2015 Stats: 183 IP, 3.10 ERA, 3.98 FIP, 162 H, 2.9 BB/9, 7.6 K/9, 20 HR, 1.208 WHIP
2016 Age: 32
Position: Left-handed starting pitcher
Scott Kazmir's name should sound familiar to New York baseball fans. The Mets drafted the southpaw 15th overall in 2002 out of Cypress Falls High School in Houston. After dominating the minors for a couple seasons, Kazmir was on Queens' doorstep by late 2004. However, then-GM Jim Duquette shipped Kazmir to Tampa Bay at the trade deadline in the infamous Victor Zambrano trade.
Kazmir quickly ascended to the top of the Devil Rays' rotation. Although he had control problems early on (he led the AL with 100 walks in 2005), nobody could deny the young hurler had excellent stuff. In 2007, Kazmir paced the Junior Circuit with 239 strikeouts. He made a pair of All-Star teams, both in 2006 and 2008. What's more, Kazmir was front and center for Tampa Bay's improbable World Series run. He took the ball in both Game 1 and Game 5 of the '08 Fall Classic, pitching well but ultimately losing both contests. In the Sunshine State, Kazmir burned bright.
Until he didn't. As a young player, Kazmir struggled to stay healthy. He's small (6'0", 185 lbs) and his frame might have hindered his durability. Even when he was on the field, nagging injuries sapped his effectiveness. With his ERA ballooning to 5.92, the Rays dealt Kazmir to the Angels in August 2009 in exchange for Sean Rodriguez.

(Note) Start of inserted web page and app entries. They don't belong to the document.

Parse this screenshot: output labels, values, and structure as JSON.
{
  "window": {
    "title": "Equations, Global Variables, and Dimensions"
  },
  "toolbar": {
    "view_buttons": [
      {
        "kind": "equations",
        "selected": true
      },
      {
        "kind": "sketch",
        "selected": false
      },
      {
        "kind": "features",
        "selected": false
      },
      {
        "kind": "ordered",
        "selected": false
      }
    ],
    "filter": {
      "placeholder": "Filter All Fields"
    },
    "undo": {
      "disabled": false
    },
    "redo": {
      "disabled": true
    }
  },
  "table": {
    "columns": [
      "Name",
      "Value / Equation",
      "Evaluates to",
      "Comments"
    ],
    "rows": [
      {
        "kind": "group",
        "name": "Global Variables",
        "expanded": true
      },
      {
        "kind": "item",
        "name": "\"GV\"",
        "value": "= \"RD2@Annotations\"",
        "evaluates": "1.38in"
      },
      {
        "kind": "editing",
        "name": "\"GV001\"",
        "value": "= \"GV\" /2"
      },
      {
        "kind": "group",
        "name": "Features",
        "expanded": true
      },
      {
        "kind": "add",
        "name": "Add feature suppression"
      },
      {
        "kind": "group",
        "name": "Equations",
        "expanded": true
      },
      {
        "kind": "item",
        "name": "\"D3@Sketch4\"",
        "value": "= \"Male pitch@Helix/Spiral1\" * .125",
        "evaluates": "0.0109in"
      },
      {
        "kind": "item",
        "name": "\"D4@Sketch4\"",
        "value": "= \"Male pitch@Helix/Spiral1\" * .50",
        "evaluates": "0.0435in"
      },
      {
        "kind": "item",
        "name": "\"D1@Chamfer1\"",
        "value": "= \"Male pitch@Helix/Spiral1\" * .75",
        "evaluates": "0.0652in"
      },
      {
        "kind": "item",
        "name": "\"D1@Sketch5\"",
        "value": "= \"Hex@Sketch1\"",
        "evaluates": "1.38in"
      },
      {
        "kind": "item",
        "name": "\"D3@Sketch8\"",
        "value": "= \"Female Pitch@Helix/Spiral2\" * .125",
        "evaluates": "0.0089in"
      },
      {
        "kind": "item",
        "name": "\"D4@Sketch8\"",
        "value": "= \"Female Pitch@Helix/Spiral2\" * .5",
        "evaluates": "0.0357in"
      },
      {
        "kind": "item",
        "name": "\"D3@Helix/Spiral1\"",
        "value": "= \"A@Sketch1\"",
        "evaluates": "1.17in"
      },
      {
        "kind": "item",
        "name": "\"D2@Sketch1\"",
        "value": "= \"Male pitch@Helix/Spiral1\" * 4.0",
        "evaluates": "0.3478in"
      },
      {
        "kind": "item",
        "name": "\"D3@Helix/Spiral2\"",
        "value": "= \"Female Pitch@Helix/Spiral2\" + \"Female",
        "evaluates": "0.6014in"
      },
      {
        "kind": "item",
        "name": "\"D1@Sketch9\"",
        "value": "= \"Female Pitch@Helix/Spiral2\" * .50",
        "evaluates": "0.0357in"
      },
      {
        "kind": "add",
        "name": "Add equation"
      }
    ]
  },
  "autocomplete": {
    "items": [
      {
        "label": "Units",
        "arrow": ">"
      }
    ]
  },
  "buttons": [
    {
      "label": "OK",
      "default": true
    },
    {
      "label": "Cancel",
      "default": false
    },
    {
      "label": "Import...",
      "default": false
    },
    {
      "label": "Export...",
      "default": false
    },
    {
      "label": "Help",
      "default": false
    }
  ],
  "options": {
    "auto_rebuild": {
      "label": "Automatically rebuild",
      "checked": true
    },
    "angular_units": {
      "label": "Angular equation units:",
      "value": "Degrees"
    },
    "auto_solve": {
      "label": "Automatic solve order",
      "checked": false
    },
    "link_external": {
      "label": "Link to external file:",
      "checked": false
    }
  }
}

Kazmir was an unequivocal disaster in Anaheim where his 5.94 ERA made him literally the worst pitcher in all of baseball during 2010. What's more, he threw a grand total of just 1.2 innings between 2011 and 2012. In fact, the Angels cut him loose on midway through 2012, electing to eat the money on Kazmir's contract rather than retaining him through the whole season.
At the end of his contract with the Halos, Kazmir looked like toast. He couldn't stay healthy and when he was on the field he couldn't get anyone out. His velocity, which formerly sat at 92-93 mph, dropped by a half-dozen mph. Sometimes ballplayers lose their mojo seemingly overnight. Like Jason Bay, Chone Figgins, and Eric Gagne before him, Kazmir appeared to have fallen off the proverbial cliff.
Except, unlike the others, Scott Kazmir's story has a happy ending. He spent the last of 2012 pitching for the Sugar Land Skeeters in the Atlantic League (the same team that has featured former NBA All-Star Tracy McGrady and 50-year-old Roger Clemens) and dominating Puerto Rican Winter Ball. His performance earned him a minor-league contract with the Cleveland Indians. After pitching well in spring training, Kazmir made the Tribe's rotation straightaway.
Kazmir parlayed a successful season in Cleveland into a two-year deal with the Oakland Athletics and like so many other pitchers before him, he became far better in Oakland than anyone expected. For the past two seasons, Kazmir has been a top-five lefty in the American League. He gained his third All-Star bid in 2014, and his 3.10 ERA with the A's and Astros in 2015 was fourth best in the AL.
Kazmir has also reinvented his repertoire, adding a low-90s two-seam fastball which he uses nearly exclusively now. He's eschewed his slider in favor of a tighter, firmer cutter, which he'll toss mid-80s. His wild card, though, is his mid-70s change. His arsenal is built around both effectiveness and endurance. He doesn't throw a lot of off-speed pitches at all, and when he does, it's usually a changeup, which puts far less strain on his arm than a breaking ball would. Working at three different speeds, Kazmir's mix is a recipe for longevity.
The market for Kazmir appears stout. He's a third-tier option this winter, but with this pitching-rich free agent class, that's by no means an insult. Pretty much every club will be interested in acquiring Kazmir. The big market teams could view him as a fallback option to one of the bigger names, or choose to add Kazmir alongside a top gun. He's affordable enough for the mid-market teams, and even stingy clubs might take advantage of the market surplus to add a quality arm at a reasonable price. Plus, since he was dealt midseason, the team that signs him won't have to forfeit a draft pick. Now in his thirties, Kazmir is likely seeking stability. Whoever offers him a fourth year might get him.
Kazmir would be a nice fit for the Yankees, who could really use another lefty for the rotation. However, they're not in the mood to hand out long-term deals to older pitchers. Though Kazmir will be just 32 years old next season, he already has considerable Major League mileage. He would help the rotation in the short-term. But given his injury history and the fact that his market might bear sweeter fruit elsewhere, those resources could be better spent on improving another facet of the team. If the Yankees are going to add a lefty, they shouldn't have to compromise the youth movement in doing so.